Appendix:Words from Variety

Definition from Wiktionary, the free dictionary
Jump to navigation Jump to search
English Wikipedia has an article on:

A number of words are credited with being popularized or coined by the New York entertainment magazine Variety from its founding in 1905 to the 1980s, particularly in the 1920s and 30s. These are listed below, followed by commentary.

List of words[edit]

Words credited to Variety include:[1]

Individual credits are given to:

  • Jack Conway – baloney, bellylaugh, bimbo, high-hat, palooka, payoff, pushover, s.a., and scram
  • Walter Winchell

among others.

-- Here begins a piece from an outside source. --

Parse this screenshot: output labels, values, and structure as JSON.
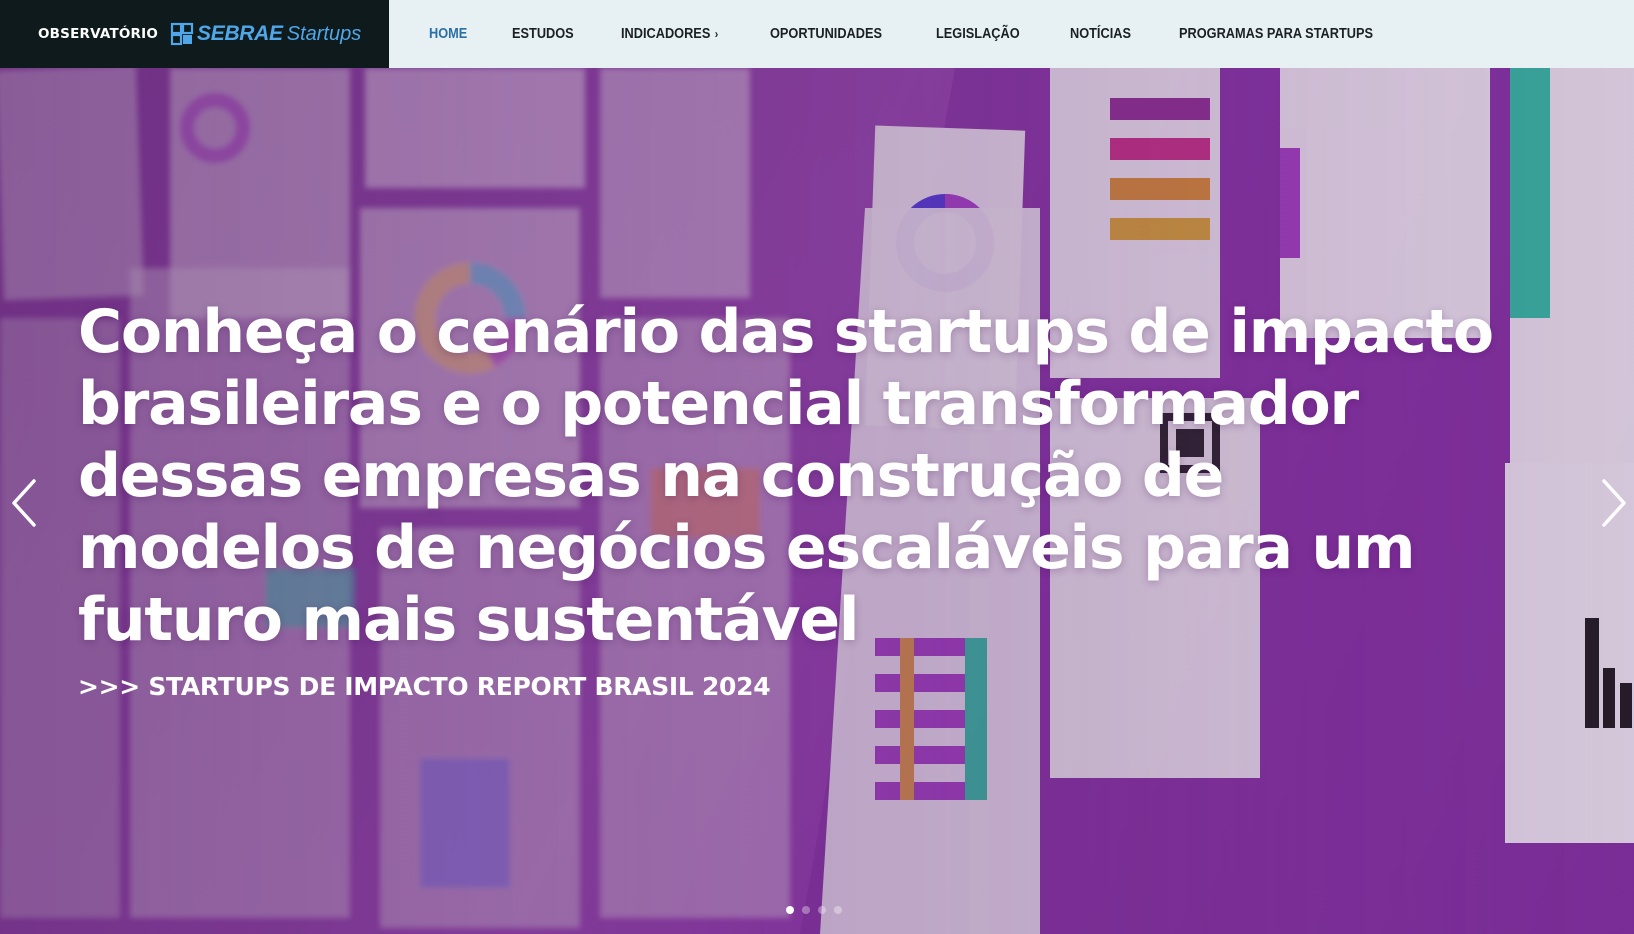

From its founding until the 1980s, Variety prided itself on its idiosyncratic and colorful use of language, notably popularization of showbiz terms, new coinages, unusual spellings and abbreviations, and changes in meaning (notably changing parts of speech: verbing nouns, such as “to ink” (to write)). Its usage was much-commented on at the time, most definitively by H. L. Mencken in The American Language.

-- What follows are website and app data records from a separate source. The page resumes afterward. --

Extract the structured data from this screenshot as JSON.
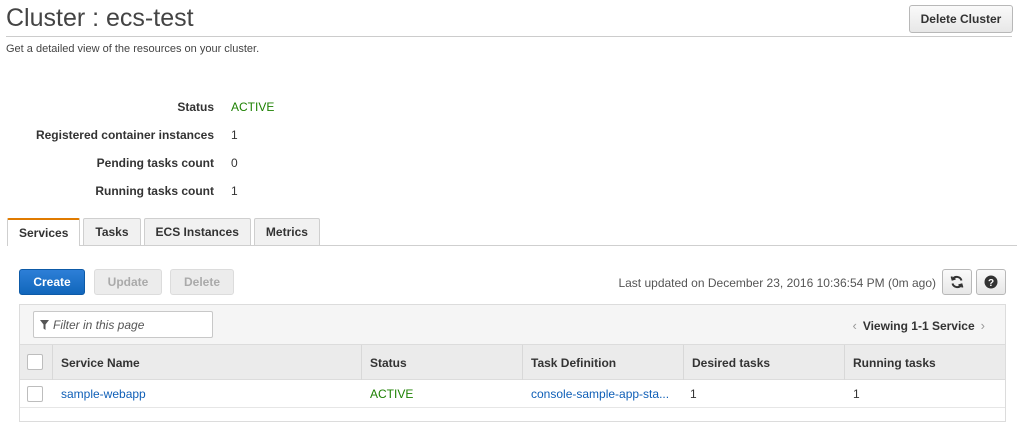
{
  "header": {
    "title": "Cluster : ecs-test",
    "delete_cluster_label": "Delete Cluster",
    "subtitle": "Get a detailed view of the resources on your cluster."
  },
  "details": [
    {
      "label": "Status",
      "value": "ACTIVE"
    },
    {
      "label": "Registered container instances",
      "value": "1"
    },
    {
      "label": "Pending tasks count",
      "value": "0"
    },
    {
      "label": "Running tasks count",
      "value": "1"
    }
  ],
  "tabs": [
    {
      "label": "Services",
      "selected": true
    },
    {
      "label": "Tasks",
      "selected": false
    },
    {
      "label": "ECS Instances",
      "selected": false
    },
    {
      "label": "Metrics",
      "selected": false
    }
  ],
  "toolbar": {
    "create_label": "Create",
    "update_label": "Update",
    "delete_label": "Delete",
    "last_updated": "Last updated on December 23, 2016 10:36:54 PM (0m ago)",
    "refresh_icon": "refresh-icon",
    "help_icon": "help-icon"
  },
  "table": {
    "filter_placeholder": "Filter in this page",
    "viewing": "Viewing 1-1 Service",
    "columns": [
      "Service Name",
      "Status",
      "Task Definition",
      "Desired tasks",
      "Running tasks"
    ],
    "rows": [
      {
        "service_name": "sample-webapp",
        "status": "ACTIVE",
        "task_definition": "console-sample-app-sta...",
        "desired_tasks": "1",
        "running_tasks": "1"
      }
    ]
  },
  "colors": {
    "primary": "#1166bb",
    "active": "#1d8102",
    "tab_accent": "#e07b00",
    "link": "#0f5fb7"
  }
}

“I thought I knew the English language, until one day I saw Variety in a friend’s home. Upon my soul, I didn’t understand a word of it. I subscribed at once.”

George Bernard Shaw, to Bennett Cerf, 1938[1]

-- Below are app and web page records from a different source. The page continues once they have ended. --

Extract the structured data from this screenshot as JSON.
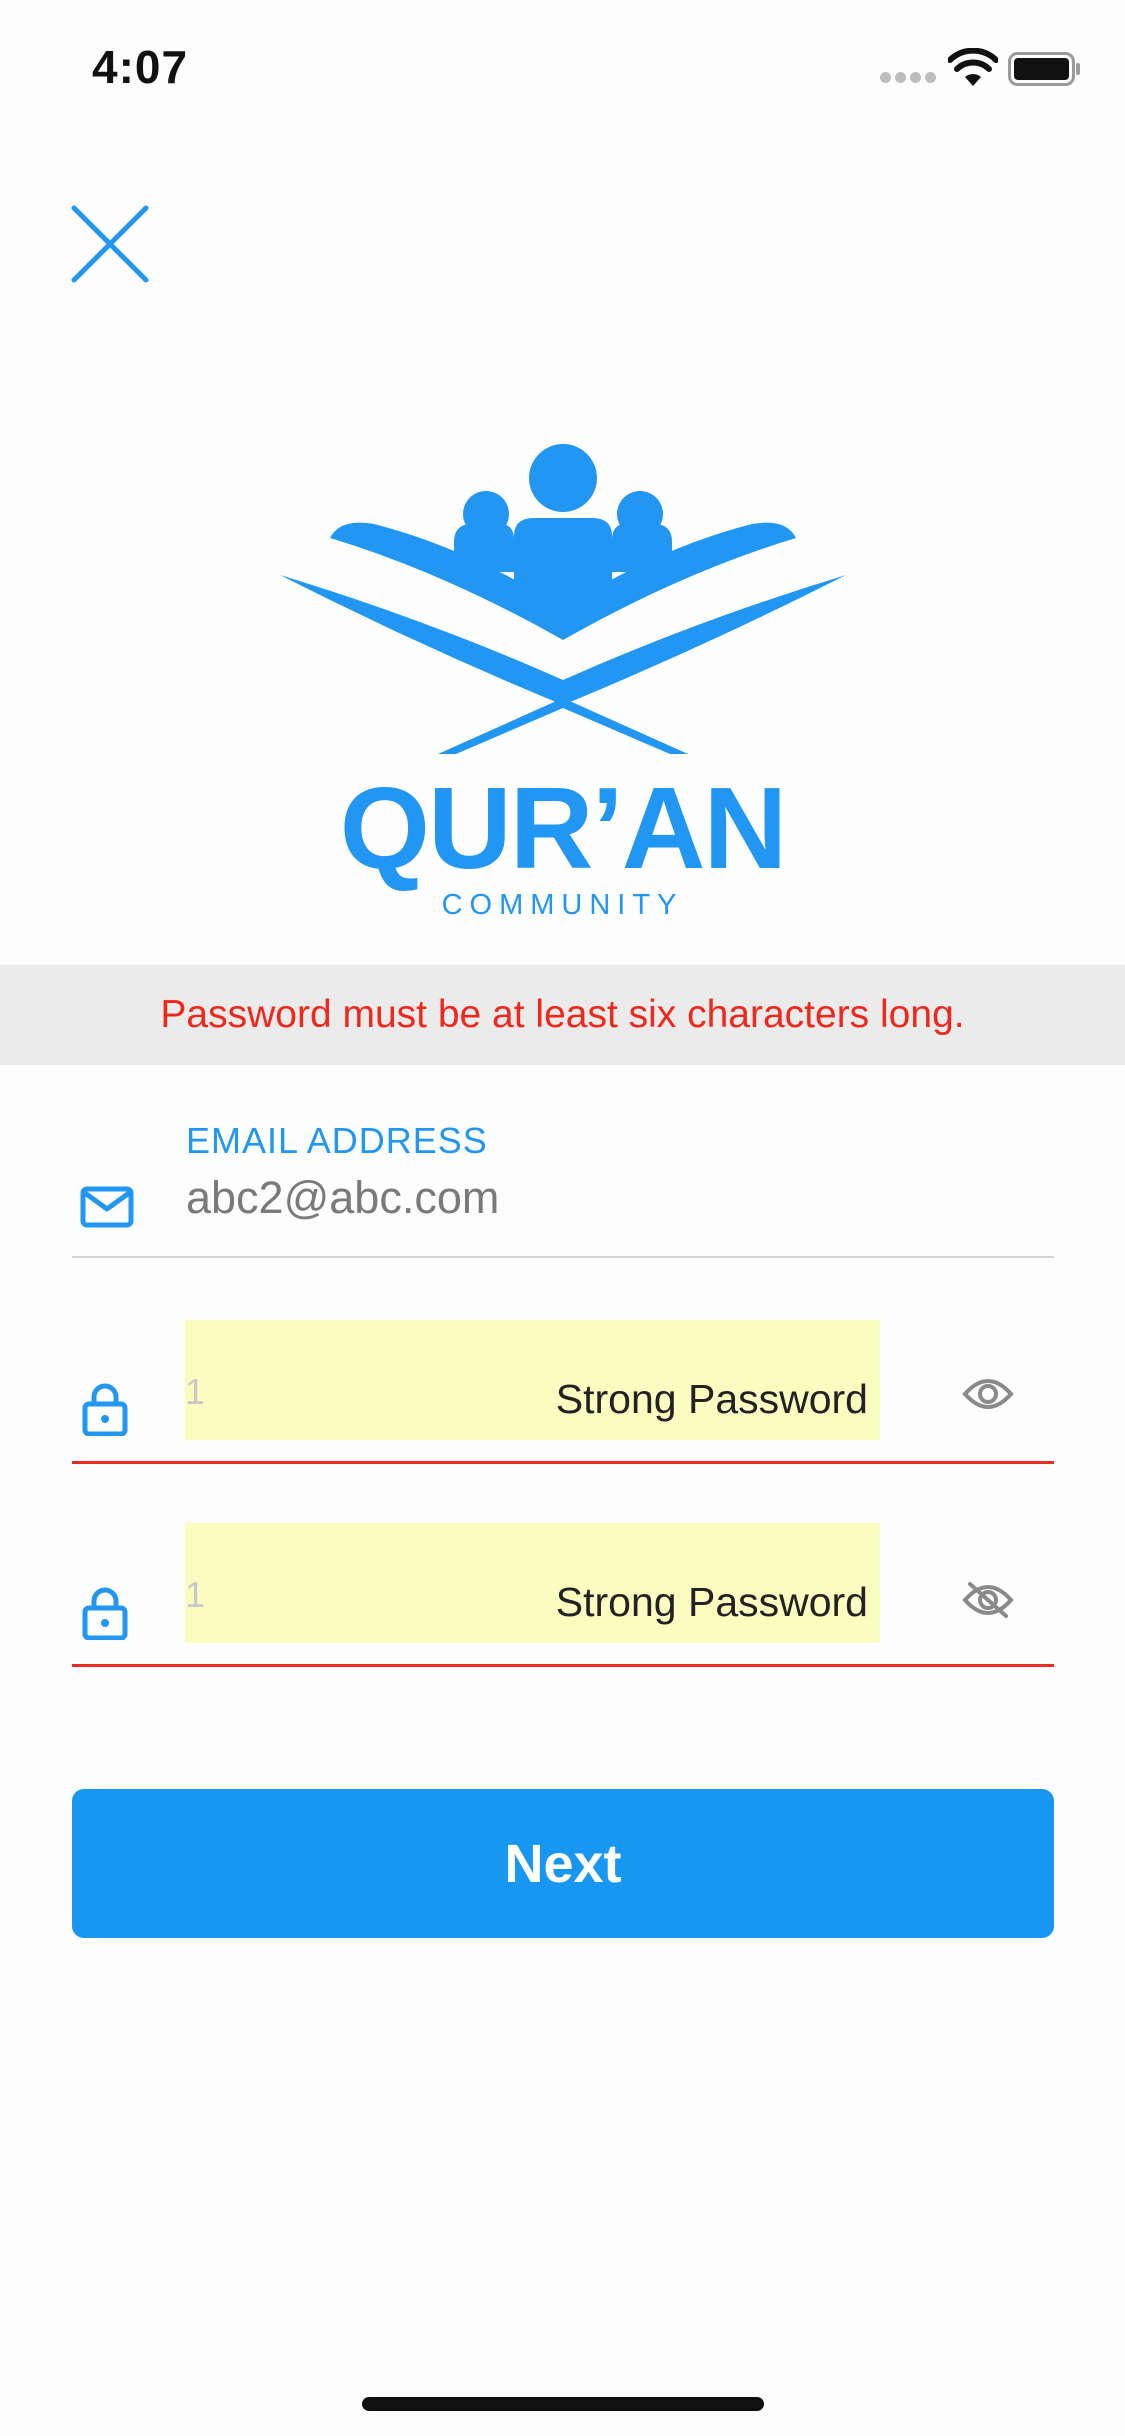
{
  "status_bar": {
    "time": "4:07"
  },
  "icons": {
    "close": "close-icon",
    "mail": "mail-icon",
    "lock": "lock-icon",
    "eye": "eye-icon",
    "eye_off": "eye-off-icon",
    "wifi": "wifi-icon",
    "battery": "battery-icon",
    "signal": "signal-icon"
  },
  "logo": {
    "title": "QUR’AN",
    "subtitle": "COMMUNITY"
  },
  "error": {
    "message": "Password must be at least six characters long."
  },
  "email": {
    "label": "EMAIL ADDRESS",
    "value": "abc2@abc.com"
  },
  "password": {
    "value": "1",
    "strength": "Strong Password"
  },
  "confirm_password": {
    "value": "1",
    "strength": "Strong Password"
  },
  "actions": {
    "next_label": "Next"
  },
  "colors": {
    "accent": "#2196f3",
    "button": "#1797f2",
    "error": "#f0271c",
    "banner_bg": "#ebebeb",
    "autofill_bg": "#fbfdc0"
  }
}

“Since its founding in 1905, so many terms coined or made popular in the pages of Variety have been incorporated into the native American vocab that most people are unaware of their origins. The unofficial rule went: whenever a Variety reporter didn’t know how to spell a word, he invented a new one.”[1]


  1. 1.0 1.1 1.2 “Boffo Goes International”, by Paul Lenti, in The State of the language, Christopher B. Ricks, Leonard Michaels, p. 394–399